What needs to be done: Copy down all of the data underneath, exactly as shown.
(Given information)
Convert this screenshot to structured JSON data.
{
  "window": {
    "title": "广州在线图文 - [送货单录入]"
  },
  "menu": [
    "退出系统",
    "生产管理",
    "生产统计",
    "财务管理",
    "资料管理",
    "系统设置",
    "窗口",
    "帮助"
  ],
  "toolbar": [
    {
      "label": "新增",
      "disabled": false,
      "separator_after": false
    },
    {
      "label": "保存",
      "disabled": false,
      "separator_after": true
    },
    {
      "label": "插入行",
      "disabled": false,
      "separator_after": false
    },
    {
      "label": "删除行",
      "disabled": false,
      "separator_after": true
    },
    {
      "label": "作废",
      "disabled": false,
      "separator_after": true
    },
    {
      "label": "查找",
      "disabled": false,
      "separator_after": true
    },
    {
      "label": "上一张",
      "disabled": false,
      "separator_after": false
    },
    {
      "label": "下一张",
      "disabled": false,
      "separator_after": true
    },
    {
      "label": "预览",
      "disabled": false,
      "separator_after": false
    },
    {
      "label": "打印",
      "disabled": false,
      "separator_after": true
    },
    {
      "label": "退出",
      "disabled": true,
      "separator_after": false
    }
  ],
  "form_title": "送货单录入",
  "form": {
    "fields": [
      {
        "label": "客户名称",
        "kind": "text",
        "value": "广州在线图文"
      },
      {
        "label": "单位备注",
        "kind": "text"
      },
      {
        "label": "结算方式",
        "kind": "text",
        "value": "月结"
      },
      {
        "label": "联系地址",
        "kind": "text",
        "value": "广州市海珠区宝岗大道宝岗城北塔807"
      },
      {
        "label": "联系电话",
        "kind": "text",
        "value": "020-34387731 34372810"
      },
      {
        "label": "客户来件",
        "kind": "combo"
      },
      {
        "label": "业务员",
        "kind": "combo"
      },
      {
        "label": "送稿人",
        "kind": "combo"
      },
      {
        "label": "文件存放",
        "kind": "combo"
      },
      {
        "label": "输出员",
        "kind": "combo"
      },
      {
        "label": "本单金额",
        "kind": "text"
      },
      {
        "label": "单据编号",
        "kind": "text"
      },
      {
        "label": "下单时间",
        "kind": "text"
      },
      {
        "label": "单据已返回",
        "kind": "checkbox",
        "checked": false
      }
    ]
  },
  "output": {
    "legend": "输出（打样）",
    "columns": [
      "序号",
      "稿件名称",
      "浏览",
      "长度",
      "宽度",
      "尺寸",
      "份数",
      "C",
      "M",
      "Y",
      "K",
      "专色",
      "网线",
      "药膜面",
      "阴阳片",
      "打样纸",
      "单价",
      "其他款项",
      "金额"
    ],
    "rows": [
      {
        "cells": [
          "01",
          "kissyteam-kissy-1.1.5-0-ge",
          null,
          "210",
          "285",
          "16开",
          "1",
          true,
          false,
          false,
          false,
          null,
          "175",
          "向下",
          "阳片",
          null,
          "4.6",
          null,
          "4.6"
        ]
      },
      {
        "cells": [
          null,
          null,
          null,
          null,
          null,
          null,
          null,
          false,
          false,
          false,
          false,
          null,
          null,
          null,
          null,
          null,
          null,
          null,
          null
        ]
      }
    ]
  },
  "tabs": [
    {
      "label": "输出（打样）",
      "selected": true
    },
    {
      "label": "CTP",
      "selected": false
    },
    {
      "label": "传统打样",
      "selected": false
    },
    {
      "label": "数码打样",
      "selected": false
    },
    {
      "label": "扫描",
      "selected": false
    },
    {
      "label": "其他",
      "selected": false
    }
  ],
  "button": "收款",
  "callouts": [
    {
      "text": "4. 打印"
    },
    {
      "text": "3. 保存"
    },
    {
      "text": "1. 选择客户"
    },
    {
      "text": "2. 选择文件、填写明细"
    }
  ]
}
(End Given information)
Reply:
Convert this screenshot to structured JSON data.
{
  "window": {
    "title": "广州在线图文 - [送货单录入]"
  },
  "menu": [
    "退出系统",
    "生产管理",
    "生产统计",
    "财务管理",
    "资料管理",
    "系统设置",
    "窗口",
    "帮助"
  ],
  "toolbar": [
    {
      "label": "新增",
      "disabled": false,
      "separator_after": false
    },
    {
      "label": "保存",
      "disabled": false,
      "separator_after": true
    },
    {
      "label": "插入行",
      "disabled": false,
      "separator_after": false
    },
    {
      "label": "删除行",
      "disabled": false,
      "separator_after": true
    },
    {
      "label": "作废",
      "disabled": false,
      "separator_after": true
    },
    {
      "label": "查找",
      "disabled": false,
      "separator_after": true
    },
    {
      "label": "上一张",
      "disabled": false,
      "separator_after": false
    },
    {
      "label": "下一张",
      "disabled": false,
      "separator_after": true
    },
    {
      "label": "预览",
      "disabled": false,
      "separator_after": false
    },
    {
      "label": "打印",
      "disabled": false,
      "separator_after": true
    },
    {
      "label": "退出",
      "disabled": true,
      "separator_after": false
    }
  ],
  "form_title": "送货单录入",
  "form": {
    "fields": [
      {
        "label": "客户名称",
        "kind": "text",
        "value": "广州在线图文"
      },
      {
        "label": "单位备注",
        "kind": "text"
      },
      {
        "label": "结算方式",
        "kind": "text",
        "value": "月结"
      },
      {
        "label": "联系地址",
        "kind": "text",
        "value": "广州市海珠区宝岗大道宝岗城北塔807"
      },
      {
        "label": "联系电话",
        "kind": "text",
        "value": "020-34387731 34372810"
      },
      {
        "label": "客户来件",
        "kind": "combo"
      },
      {
        "label": "业务员",
        "kind": "combo"
      },
      {
        "label": "送稿人",
        "kind": "combo"
      },
      {
        "label": "文件存放",
        "kind": "combo"
      },
      {
        "label": "输出员",
        "kind": "combo"
      },
      {
        "label": "本单金额",
        "kind": "text"
      },
      {
        "label": "单据编号",
        "kind": "text"
      },
      {
        "label": "下单时间",
        "kind": "text"
      },
      {
        "label": "单据已返回",
        "kind": "checkbox",
        "checked": false
      }
    ]
  },
  "output": {
    "legend": "输出（打样）",
    "columns": [
      "序号",
      "稿件名称",
      "浏览",
      "长度",
      "宽度",
      "尺寸",
      "份数",
      "C",
      "M",
      "Y",
      "K",
      "专色",
      "网线",
      "药膜面",
      "阴阳片",
      "打样纸",
      "单价",
      "其他款项",
      "金额"
    ],
    "rows": [
      {
        "cells": [
          "01",
          "kissyteam-kissy-1.1.5-0-ge",
          null,
          "210",
          "285",
          "16开",
          "1",
          true,
          false,
          false,
          false,
          null,
          "175",
          "向下",
          "阳片",
          null,
          "4.6",
          null,
          "4.6"
        ]
      },
      {
        "cells": [
          null,
          null,
          null,
          null,
          null,
          null,
          null,
          false,
          false,
          false,
          false,
          null,
          null,
          null,
          null,
          null,
          null,
          null,
          null
        ]
      }
    ]
  },
  "tabs": [
    {
      "label": "输出（打样）",
      "selected": true
    },
    {
      "label": "CTP",
      "selected": false
    },
    {
      "label": "传统打样",
      "selected": false
    },
    {
      "label": "数码打样",
      "selected": false
    },
    {
      "label": "扫描",
      "selected": false
    },
    {
      "label": "其他",
      "selected": false
    }
  ],
  "button": "收款",
  "callouts": [
    {
      "text": "4. 打印"
    },
    {
      "text": "3. 保存"
    },
    {
      "text": "1. 选择客户"
    },
    {
      "text": "2. 选择文件、填写明细"
    }
  ]
}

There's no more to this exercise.